Alongside such multinational companies as Airbnb.com, HomeAway.com, and Fliplkey.com, U.K. companies that offer this type of accommodation include Cottages.com (tel. 0345/498-6900), representing rental properties from thatch-roofed island cottages to castles; Embrace Scotland (tel. 01866/822-122); Unique Cottages (www.unique-cottages.co.uk; tel. 01835/822-277); and Wilderness Cottages (www.wildernesscottages.co.uk; tel. 01463/719-219). The perk of using U.K.-based properties is they vet the properties they rep, and will be on hand should anything go wrong with the rental.
The National Trust for Scotland (www.ntsholidays.com; tel. 0131/458-0200; from outside U.K., 0131/458-0303) also rents many incredible historic properties around the country from flats in old tenements on Edinburgh’s Royal Mile to lighthouse cottages and castles. In addition, the Landmark Trust (www.landmarktrust.org.uk; tel. 01628/825-925), a national building preservation charity, also has a large collection of historic buildings available for holiday lets.
Many American chains, such as Best Western, Hilton, Sheraton, and Travelodge, are found throughout Britain. In addition, Britain has a number of leading chains with which North American travelers are generally not familiar. Thistle Hotels (tel. 020/7138-0000; www.thistle.com) is a well-regarded chain of upscale-to-moderate full-service hotels that caters to business and leisure travelers alike. An exclusive chain of government-rated three-crown hotels is called Malmaison (tel. 0845/365-4247; www.malmaison.com). There's not a bad hotel in their post. Premier Travel Inn (tel. 0870/242-8000; www.premiertravelinn.com) is a chain of modern, moderately priced accommodations across the U.K., each one featuring a licensed restaurant.

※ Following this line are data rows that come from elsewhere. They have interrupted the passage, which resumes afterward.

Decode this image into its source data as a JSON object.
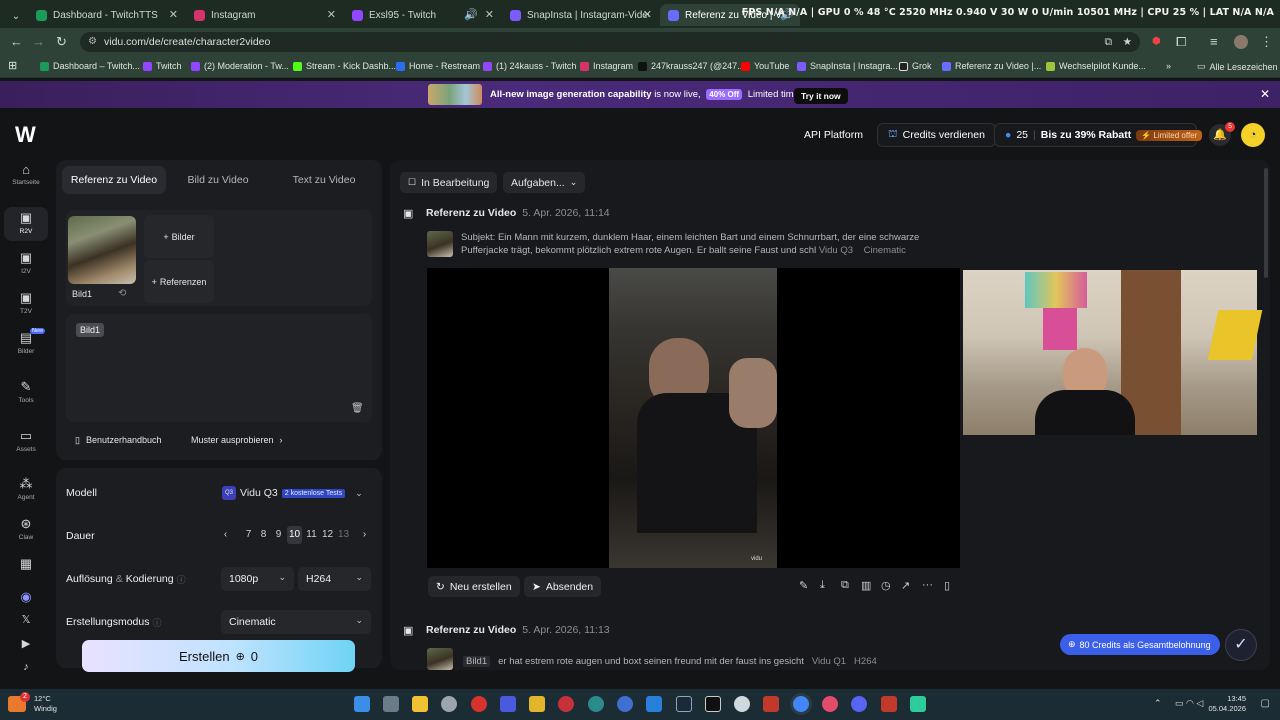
{
  "browser": {
    "tabs": [
      {
        "title": "Dashboard - TwitchTTS",
        "color": "#1b9a5a"
      },
      {
        "title": "Instagram",
        "color": "#d6336c"
      },
      {
        "title": "Exsl95 - Twitch",
        "color": "#9146ff"
      },
      {
        "title": "SnapInsta | Instagram-Videos, F",
        "color": "#7c5cff"
      },
      {
        "title": "Referenz zu Video | Vidu AI",
        "color": "#6a6cff"
      }
    ],
    "hud": "FPS  N/A  N/A  |  GPU  0 %  48 °C  2520 MHz  0.940 V  30 W  0 U/min  10501 MHz  |  CPU  25 %  |  LAT  N/A  N/A",
    "url": "vidu.com/de/create/character2video",
    "bookmarks": [
      "Dashboard – Twitch...",
      "Twitch",
      "(2) Moderation - Tw...",
      "Stream - Kick Dashb...",
      "Home - Restream",
      "(1) 24kauss - Twitch",
      "Instagram",
      "247krauss247 (@247...",
      "YouTube",
      "SnapInsta | Instagra...",
      "Grok",
      "Referenz zu Video |...",
      "Wechselpilot Kunde..."
    ],
    "bookmarks_all": "Alle Lesezeichen"
  },
  "banner": {
    "headline": "All-new image generation capability",
    "tail": "is now live,",
    "pill": "40% Off",
    "limited": "Limited time.",
    "cta": "Try it now"
  },
  "header": {
    "api": "API Platform",
    "credits_earn": "Credits verdienen",
    "credits": "25",
    "discount": "Bis zu 39% Rabatt",
    "offer": "Limited offer",
    "notif_count": "5"
  },
  "rail": [
    {
      "label": "Startseite",
      "icon": "⌂"
    },
    {
      "label": "R2V",
      "icon": "▣"
    },
    {
      "label": "I2V",
      "icon": "▣"
    },
    {
      "label": "T2V",
      "icon": "▣"
    },
    {
      "label": "Bilder",
      "icon": "▤",
      "badge": "New"
    },
    {
      "label": "Tools",
      "icon": "✎"
    },
    {
      "label": "Assets",
      "icon": "▭"
    },
    {
      "label": "Agent",
      "icon": "⁂"
    },
    {
      "label": "Claw",
      "icon": "⊛"
    }
  ],
  "left": {
    "tabs": [
      "Referenz zu Video",
      "Bild zu Video",
      "Text zu Video"
    ],
    "ref_name": "Bild1",
    "add_images": "Bilder",
    "add_refs": "Referenzen",
    "chip": "Bild1",
    "manual": "Benutzerhandbuch",
    "examples": "Muster ausprobieren",
    "model_label": "Modell",
    "model_value": "Vidu Q3",
    "model_badge": "2 kostenlose Tests",
    "duration_label": "Dauer",
    "durations": [
      "7",
      "8",
      "9",
      "10",
      "11",
      "12",
      "13"
    ],
    "duration_selected": "10",
    "resolution_label": "Auflösung",
    "resolution_amp": "&",
    "encoding_label": "Kodierung",
    "resolution_value": "1080p",
    "codec_value": "H264",
    "mode_label": "Erstellungsmodus",
    "mode_value": "Cinematic",
    "create": "Erstellen",
    "create_cost": "0"
  },
  "right": {
    "status_tab": "In Bearbeitung",
    "tasks_tab": "Aufgaben...",
    "job1_title": "Referenz zu Video",
    "job1_date": "5. Apr. 2026, 11:14",
    "job1_prompt": "Subjekt: Ein Mann mit kurzem, dunklem Haar, einem leichten Bart und einem Schnurrbart, der eine schwarze Pufferjacke trägt, bekommt plötzlich extrem rote Augen. Er ballt seine Faust und schl",
    "job1_model": "Vidu Q3",
    "job1_style": "Cinematic",
    "watermark": "vidu",
    "recreate": "Neu erstellen",
    "submit": "Absenden",
    "job2_title": "Referenz zu Video",
    "job2_date": "5. Apr. 2026, 11:13",
    "job2_chip": "Bild1",
    "job2_prompt": "er hat estrem rote augen und boxt seinen freund mit der faust ins gesicht",
    "job2_model": "Vidu Q1",
    "job2_codec": "H264",
    "reward": "80 Credits als Gesamtbelohnung"
  },
  "taskbar": {
    "weather_temp": "12°C",
    "weather_desc": "Windig",
    "weather_badge": "2",
    "time": "13:45",
    "date": "05.04.2026"
  }
}
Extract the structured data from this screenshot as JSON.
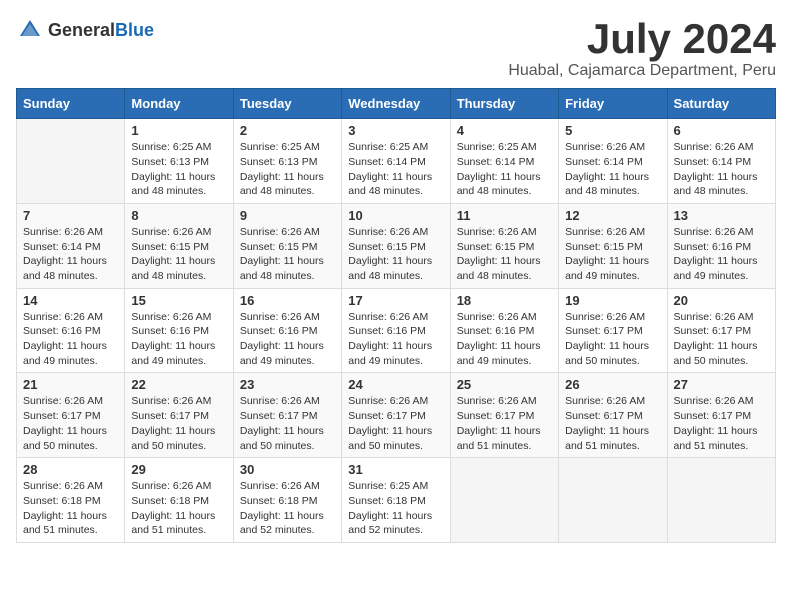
{
  "logo": {
    "general": "General",
    "blue": "Blue"
  },
  "title": {
    "month": "July 2024",
    "location": "Huabal, Cajamarca Department, Peru"
  },
  "headers": [
    "Sunday",
    "Monday",
    "Tuesday",
    "Wednesday",
    "Thursday",
    "Friday",
    "Saturday"
  ],
  "weeks": [
    [
      {
        "day": "",
        "sunrise": "",
        "sunset": "",
        "daylight": ""
      },
      {
        "day": "1",
        "sunrise": "Sunrise: 6:25 AM",
        "sunset": "Sunset: 6:13 PM",
        "daylight": "Daylight: 11 hours and 48 minutes."
      },
      {
        "day": "2",
        "sunrise": "Sunrise: 6:25 AM",
        "sunset": "Sunset: 6:13 PM",
        "daylight": "Daylight: 11 hours and 48 minutes."
      },
      {
        "day": "3",
        "sunrise": "Sunrise: 6:25 AM",
        "sunset": "Sunset: 6:14 PM",
        "daylight": "Daylight: 11 hours and 48 minutes."
      },
      {
        "day": "4",
        "sunrise": "Sunrise: 6:25 AM",
        "sunset": "Sunset: 6:14 PM",
        "daylight": "Daylight: 11 hours and 48 minutes."
      },
      {
        "day": "5",
        "sunrise": "Sunrise: 6:26 AM",
        "sunset": "Sunset: 6:14 PM",
        "daylight": "Daylight: 11 hours and 48 minutes."
      },
      {
        "day": "6",
        "sunrise": "Sunrise: 6:26 AM",
        "sunset": "Sunset: 6:14 PM",
        "daylight": "Daylight: 11 hours and 48 minutes."
      }
    ],
    [
      {
        "day": "7",
        "sunrise": "Sunrise: 6:26 AM",
        "sunset": "Sunset: 6:14 PM",
        "daylight": "Daylight: 11 hours and 48 minutes."
      },
      {
        "day": "8",
        "sunrise": "Sunrise: 6:26 AM",
        "sunset": "Sunset: 6:15 PM",
        "daylight": "Daylight: 11 hours and 48 minutes."
      },
      {
        "day": "9",
        "sunrise": "Sunrise: 6:26 AM",
        "sunset": "Sunset: 6:15 PM",
        "daylight": "Daylight: 11 hours and 48 minutes."
      },
      {
        "day": "10",
        "sunrise": "Sunrise: 6:26 AM",
        "sunset": "Sunset: 6:15 PM",
        "daylight": "Daylight: 11 hours and 48 minutes."
      },
      {
        "day": "11",
        "sunrise": "Sunrise: 6:26 AM",
        "sunset": "Sunset: 6:15 PM",
        "daylight": "Daylight: 11 hours and 48 minutes."
      },
      {
        "day": "12",
        "sunrise": "Sunrise: 6:26 AM",
        "sunset": "Sunset: 6:15 PM",
        "daylight": "Daylight: 11 hours and 49 minutes."
      },
      {
        "day": "13",
        "sunrise": "Sunrise: 6:26 AM",
        "sunset": "Sunset: 6:16 PM",
        "daylight": "Daylight: 11 hours and 49 minutes."
      }
    ],
    [
      {
        "day": "14",
        "sunrise": "Sunrise: 6:26 AM",
        "sunset": "Sunset: 6:16 PM",
        "daylight": "Daylight: 11 hours and 49 minutes."
      },
      {
        "day": "15",
        "sunrise": "Sunrise: 6:26 AM",
        "sunset": "Sunset: 6:16 PM",
        "daylight": "Daylight: 11 hours and 49 minutes."
      },
      {
        "day": "16",
        "sunrise": "Sunrise: 6:26 AM",
        "sunset": "Sunset: 6:16 PM",
        "daylight": "Daylight: 11 hours and 49 minutes."
      },
      {
        "day": "17",
        "sunrise": "Sunrise: 6:26 AM",
        "sunset": "Sunset: 6:16 PM",
        "daylight": "Daylight: 11 hours and 49 minutes."
      },
      {
        "day": "18",
        "sunrise": "Sunrise: 6:26 AM",
        "sunset": "Sunset: 6:16 PM",
        "daylight": "Daylight: 11 hours and 49 minutes."
      },
      {
        "day": "19",
        "sunrise": "Sunrise: 6:26 AM",
        "sunset": "Sunset: 6:17 PM",
        "daylight": "Daylight: 11 hours and 50 minutes."
      },
      {
        "day": "20",
        "sunrise": "Sunrise: 6:26 AM",
        "sunset": "Sunset: 6:17 PM",
        "daylight": "Daylight: 11 hours and 50 minutes."
      }
    ],
    [
      {
        "day": "21",
        "sunrise": "Sunrise: 6:26 AM",
        "sunset": "Sunset: 6:17 PM",
        "daylight": "Daylight: 11 hours and 50 minutes."
      },
      {
        "day": "22",
        "sunrise": "Sunrise: 6:26 AM",
        "sunset": "Sunset: 6:17 PM",
        "daylight": "Daylight: 11 hours and 50 minutes."
      },
      {
        "day": "23",
        "sunrise": "Sunrise: 6:26 AM",
        "sunset": "Sunset: 6:17 PM",
        "daylight": "Daylight: 11 hours and 50 minutes."
      },
      {
        "day": "24",
        "sunrise": "Sunrise: 6:26 AM",
        "sunset": "Sunset: 6:17 PM",
        "daylight": "Daylight: 11 hours and 50 minutes."
      },
      {
        "day": "25",
        "sunrise": "Sunrise: 6:26 AM",
        "sunset": "Sunset: 6:17 PM",
        "daylight": "Daylight: 11 hours and 51 minutes."
      },
      {
        "day": "26",
        "sunrise": "Sunrise: 6:26 AM",
        "sunset": "Sunset: 6:17 PM",
        "daylight": "Daylight: 11 hours and 51 minutes."
      },
      {
        "day": "27",
        "sunrise": "Sunrise: 6:26 AM",
        "sunset": "Sunset: 6:17 PM",
        "daylight": "Daylight: 11 hours and 51 minutes."
      }
    ],
    [
      {
        "day": "28",
        "sunrise": "Sunrise: 6:26 AM",
        "sunset": "Sunset: 6:18 PM",
        "daylight": "Daylight: 11 hours and 51 minutes."
      },
      {
        "day": "29",
        "sunrise": "Sunrise: 6:26 AM",
        "sunset": "Sunset: 6:18 PM",
        "daylight": "Daylight: 11 hours and 51 minutes."
      },
      {
        "day": "30",
        "sunrise": "Sunrise: 6:26 AM",
        "sunset": "Sunset: 6:18 PM",
        "daylight": "Daylight: 11 hours and 52 minutes."
      },
      {
        "day": "31",
        "sunrise": "Sunrise: 6:25 AM",
        "sunset": "Sunset: 6:18 PM",
        "daylight": "Daylight: 11 hours and 52 minutes."
      },
      {
        "day": "",
        "sunrise": "",
        "sunset": "",
        "daylight": ""
      },
      {
        "day": "",
        "sunrise": "",
        "sunset": "",
        "daylight": ""
      },
      {
        "day": "",
        "sunrise": "",
        "sunset": "",
        "daylight": ""
      }
    ]
  ]
}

The market leader in home exchanges is HomeLink International, 2937 NW9 Terrace, Fort Lauderdale, FL 33311 (tel. 800/638-3841 or 954/566-2687; www.homelink.org), which costs $110 to join. This is the oldest, largest, and best home-exchange holiday organization in the world.
A competitor is Intervac U.S. & International, 30 Corte San Fernando, Tiburon, CA 94920 (tel. 800/756-HOME ; www.intervacus.com). To hook up with this outfitter, you pay $65 annually. Intervac is adept at securing a list of home exchanges throughout Great Britain.
Note: This information was accurate when it was published, but can change without notice. Please be sure to confirm all rates and details directly with the companies in question before planning your trip.